One of those men was a literary critic and essayist named Leslie Fielder, who taught at Missoula for nearly two decades after World War II. Though a number of his works received broad national attention, here in Montana Fielder is best remembered for a little essay titled "Montana; or The End of Jean-Jacques Rousseau." First published in the December, 1949 issue of the Partisan Review, the piece has been reprinted several times since, sometimes under the simpler title, "The Montana Face." It's a scathing essay, guaranteed to offend a great many Montanans then and now. Here's a sample paragraph, in which he describes his thoughts after moving to Missoula to teach, resolutely prepared "to face down any student who came to argue about his grades armed with a six-shooter":

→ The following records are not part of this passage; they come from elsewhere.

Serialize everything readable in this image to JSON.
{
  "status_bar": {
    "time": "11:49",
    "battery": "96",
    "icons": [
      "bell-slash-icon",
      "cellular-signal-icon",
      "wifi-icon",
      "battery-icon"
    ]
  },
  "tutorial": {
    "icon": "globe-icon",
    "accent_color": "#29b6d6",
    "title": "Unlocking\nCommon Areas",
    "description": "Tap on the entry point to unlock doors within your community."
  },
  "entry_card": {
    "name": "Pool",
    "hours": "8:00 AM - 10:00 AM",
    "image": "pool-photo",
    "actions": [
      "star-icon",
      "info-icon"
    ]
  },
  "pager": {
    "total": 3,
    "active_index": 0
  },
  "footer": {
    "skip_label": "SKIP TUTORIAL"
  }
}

I was met unexpectedly by the Montana Face. What I had been expecting I do not clearly know; zest, I suppose, naivete', a ruddy and straightforward kind of vigor - perhaps even honest brutality. What I found seemed, at first glance, reticent, sullen, weary - full of self-sufficient stupidity; a little later it appeared simply inarticulate, with all the dumb pathos of what cannot declare itself: a face developed not for sociability or feeling, but for facing into the weather. It said friendly things to be sure, and meant them; but it had no adequate physical expressions even for friendliness, and the muscles around the mouth and eyes were obviously unprepared to cope with the demands of any more complicated emotion.There's more to the essay than that, though, something that makes it a very important read for anyone who either lives in Montana or loves the place. His key point is this: we as Montanans cling to myths about ourselves and our past, about our status as a last frontier ... and that doing so intellectually and emotionally holds us back. He sums it up in the his essay's final words, which I think still ring true: "[W]hen he has learned that his state is where the myth comes to die, the Montanan may find the possibilities of tragedy and poetry for which so far he has searched his life in vain."